So Sage can pretty easily create matrices and vectors and do things with them. One interesting point here is that vectors are not regarded as $1\times n$ or $n\times 1$ matrices, but as their own entities. Even w*w makes sense, and gives the dot product (the only reasonable interpretation of the product of two vectors).
We can also use it to solve systems of linear equations in this context, for instance

It also tells me if there is not a solution, which certainly can happen!
Traceback (click to the left of this block for traceback) ... ValueError: matrix equation has no solutions Traceback (most recent call last): File "<stdin>", line 1, in <module> File "_sage_input_31.py", line 10, in <module> exec compile(u'open("___code___.py","w").write("# * coding: utf8 *\\n" + _support_.preparse_worksheet_cell(base64.b64decode("QS5zb2x2ZV9yaWdodCh3KQ=="),globals())+"\\n"); execfile(os.path.abspath("___code___.py")) File "", line 1, in <module> File "/tmp/tmpwU4PZu/___code___.py", line 2, in <module> exec compile(u'A.solve_right(w) File "", line 1, in <module> File "sage/matrix/matrix2.pyx", line 398, in sage.matrix.matrix2.Matrix.solve_right (/usr/local/sage6.9/src/build/cythonized/sage/matrix/matrix2.c:6765) File "sage/matrix/matrix2.pyx", line 516, in sage.matrix.matrix2.Matrix._solve_right_general (/usr/local/sage6.9/src/build/cythonized/sage/matrix/matrix2.c:7924) ValueError: matrix equation has no solutions 
I can also get other things I might want. Remember, type the dot/period and then [tab] to see what options I have:


Notice that most commands are accessed by dot/period and function_name(). This allows Sage to only try to do math on things that deserve it; for instance, you don't want the determinant of a polynomial to be possible! What would that even mean?
We can do more complicated things if we tell Sage that we are allowing noninteger values:

Or to the end of your spring course!


Differential equations can be nicely modeled too. Here is a slope field, just for you!

It is possible to even plot solutions, solve numerically, get exact answer, etc., depending on how hard they are:


If you know how to ask a little more of Sage, you can define your own interactive demos.
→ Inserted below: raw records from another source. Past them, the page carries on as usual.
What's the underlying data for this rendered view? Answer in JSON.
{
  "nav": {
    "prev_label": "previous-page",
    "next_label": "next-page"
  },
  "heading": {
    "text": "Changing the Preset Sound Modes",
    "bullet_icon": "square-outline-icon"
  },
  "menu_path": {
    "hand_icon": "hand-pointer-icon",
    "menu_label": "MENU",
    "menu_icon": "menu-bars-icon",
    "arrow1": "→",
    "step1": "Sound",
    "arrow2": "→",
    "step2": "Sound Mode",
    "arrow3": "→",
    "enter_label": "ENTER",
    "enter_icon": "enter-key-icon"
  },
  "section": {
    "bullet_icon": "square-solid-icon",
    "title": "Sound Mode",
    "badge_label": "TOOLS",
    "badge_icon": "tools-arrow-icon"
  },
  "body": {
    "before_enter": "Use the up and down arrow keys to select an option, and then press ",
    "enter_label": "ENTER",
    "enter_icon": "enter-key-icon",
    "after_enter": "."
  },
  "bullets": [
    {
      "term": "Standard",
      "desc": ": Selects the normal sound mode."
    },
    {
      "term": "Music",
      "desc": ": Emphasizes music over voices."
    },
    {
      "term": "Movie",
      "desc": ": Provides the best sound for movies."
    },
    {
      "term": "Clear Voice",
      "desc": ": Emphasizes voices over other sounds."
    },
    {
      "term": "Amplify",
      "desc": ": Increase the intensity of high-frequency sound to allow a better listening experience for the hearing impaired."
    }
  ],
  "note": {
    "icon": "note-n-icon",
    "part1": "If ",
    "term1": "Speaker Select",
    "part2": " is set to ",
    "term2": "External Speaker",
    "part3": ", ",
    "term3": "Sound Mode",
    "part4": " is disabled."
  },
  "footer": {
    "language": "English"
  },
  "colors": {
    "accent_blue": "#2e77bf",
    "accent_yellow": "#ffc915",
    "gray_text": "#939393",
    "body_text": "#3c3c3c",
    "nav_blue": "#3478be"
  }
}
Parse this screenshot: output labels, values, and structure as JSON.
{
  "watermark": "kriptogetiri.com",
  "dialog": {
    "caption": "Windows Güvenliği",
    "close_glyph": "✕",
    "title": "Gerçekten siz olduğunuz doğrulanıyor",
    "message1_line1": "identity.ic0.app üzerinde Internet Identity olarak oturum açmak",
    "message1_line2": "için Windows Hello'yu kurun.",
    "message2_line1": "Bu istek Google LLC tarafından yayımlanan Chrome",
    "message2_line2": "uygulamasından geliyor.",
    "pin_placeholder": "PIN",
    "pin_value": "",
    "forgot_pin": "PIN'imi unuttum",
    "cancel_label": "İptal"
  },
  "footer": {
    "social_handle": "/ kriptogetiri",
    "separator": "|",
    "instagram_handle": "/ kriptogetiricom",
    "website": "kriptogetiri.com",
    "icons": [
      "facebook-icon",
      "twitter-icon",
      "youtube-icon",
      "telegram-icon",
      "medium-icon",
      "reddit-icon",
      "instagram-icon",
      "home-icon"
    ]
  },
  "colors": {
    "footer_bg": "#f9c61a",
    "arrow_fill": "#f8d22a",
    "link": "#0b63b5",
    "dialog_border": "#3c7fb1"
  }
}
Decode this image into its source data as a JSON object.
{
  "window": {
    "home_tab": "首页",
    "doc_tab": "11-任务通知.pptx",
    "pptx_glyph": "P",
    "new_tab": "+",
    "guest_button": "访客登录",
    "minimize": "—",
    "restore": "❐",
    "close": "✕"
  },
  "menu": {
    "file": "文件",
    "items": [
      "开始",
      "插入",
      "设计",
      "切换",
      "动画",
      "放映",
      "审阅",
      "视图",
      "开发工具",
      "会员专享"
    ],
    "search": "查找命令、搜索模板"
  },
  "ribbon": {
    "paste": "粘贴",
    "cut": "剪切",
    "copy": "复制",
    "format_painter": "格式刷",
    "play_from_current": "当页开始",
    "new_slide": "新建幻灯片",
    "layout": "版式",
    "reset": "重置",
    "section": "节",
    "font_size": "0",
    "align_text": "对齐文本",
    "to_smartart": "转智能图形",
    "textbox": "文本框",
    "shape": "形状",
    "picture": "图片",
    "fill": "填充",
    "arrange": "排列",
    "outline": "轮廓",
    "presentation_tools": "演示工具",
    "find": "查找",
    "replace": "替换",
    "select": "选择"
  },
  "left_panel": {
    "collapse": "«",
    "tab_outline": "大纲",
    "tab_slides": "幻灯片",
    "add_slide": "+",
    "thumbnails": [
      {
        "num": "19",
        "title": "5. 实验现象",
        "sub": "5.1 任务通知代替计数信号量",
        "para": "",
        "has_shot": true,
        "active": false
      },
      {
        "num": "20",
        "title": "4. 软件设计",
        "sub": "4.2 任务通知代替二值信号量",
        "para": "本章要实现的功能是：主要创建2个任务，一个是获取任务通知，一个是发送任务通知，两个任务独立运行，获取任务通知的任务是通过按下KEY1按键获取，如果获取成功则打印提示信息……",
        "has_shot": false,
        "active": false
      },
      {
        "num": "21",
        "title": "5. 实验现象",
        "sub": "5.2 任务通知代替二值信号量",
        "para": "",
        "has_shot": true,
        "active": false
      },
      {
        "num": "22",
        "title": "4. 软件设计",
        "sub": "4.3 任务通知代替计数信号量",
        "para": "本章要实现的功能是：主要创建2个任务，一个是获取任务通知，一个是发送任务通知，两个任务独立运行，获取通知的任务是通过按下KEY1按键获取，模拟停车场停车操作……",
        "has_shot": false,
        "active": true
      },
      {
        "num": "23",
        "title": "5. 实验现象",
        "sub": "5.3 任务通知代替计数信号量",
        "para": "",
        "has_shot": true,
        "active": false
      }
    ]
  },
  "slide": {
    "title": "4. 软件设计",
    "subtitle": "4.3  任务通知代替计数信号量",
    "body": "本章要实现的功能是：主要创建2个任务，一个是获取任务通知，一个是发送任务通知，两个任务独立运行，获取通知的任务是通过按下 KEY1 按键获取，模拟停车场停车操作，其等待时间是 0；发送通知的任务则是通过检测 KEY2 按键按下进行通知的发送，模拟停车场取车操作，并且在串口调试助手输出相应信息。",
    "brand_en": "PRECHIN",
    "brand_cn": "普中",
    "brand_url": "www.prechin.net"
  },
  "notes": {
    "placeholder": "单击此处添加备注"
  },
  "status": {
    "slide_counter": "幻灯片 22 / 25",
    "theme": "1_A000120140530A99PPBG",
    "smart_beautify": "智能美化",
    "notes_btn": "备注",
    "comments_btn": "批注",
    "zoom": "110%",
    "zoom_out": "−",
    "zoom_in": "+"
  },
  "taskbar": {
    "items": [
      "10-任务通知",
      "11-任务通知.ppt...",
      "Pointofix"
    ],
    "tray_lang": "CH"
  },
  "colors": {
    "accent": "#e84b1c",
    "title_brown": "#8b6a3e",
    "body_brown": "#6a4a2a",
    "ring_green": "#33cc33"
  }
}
This is not too hard, but does require you to be able to follow the examples given in interact? fairly closely.
Click to the left again to hide and once more to show the dynamic interactive window 
Of course there is a lot more to math than just this! In fact, Sage's greatest strong suit is in things like highprecision numerical computing, number theory and abstract algebra, because that is the roots of its founders. But the examples I've shown you are all the basic ones in freshman and sophomore courses.
Interlude: What kind of program is Sage? What language does it use?

Sage also contains the best of opensource mathematical programs. As an example, the program R is actually a component of Sage, which we can use directly from the notebook.
Min. 1st Qu. Median Mean 3rd Qu. Max. 2.70500 0.83980 0.05069 0.05685 0.68200 2.56700 Min. 1st Qu. Median Mean 3rd Qu. Max. 2.70500 0.83980 0.05069 0.05685 0.68200 2.56700 
There is one last thing I haven't shown too much of, namely plotting. But we should certainly return to that as our final set of examples before I set us all loose.

You'll notice the "figsize=5"; that's just there because the projector I use probably won't project this worksheet at full size so we make graphics a bit smaller.



There are MANY MANY resources for Sage online. A few:
Sage is also so much more than this. As one example, for those familiar with LaTeX, you can combine the power of Sage and LaTeX in SageTeX! I use this to prepare many of my lecture notes and handouts for students.

Remember, for onceoff computations you have some nice options with the Sage cell servers; for more indepth ones, use the notebook server or the SageMath Cloud. Let's check that out for a little bit.
Do you have any questions about other things you might want to try?
Final advertisement:
This worksheet is available at http://sage.math.gordon.edu/home/pub/86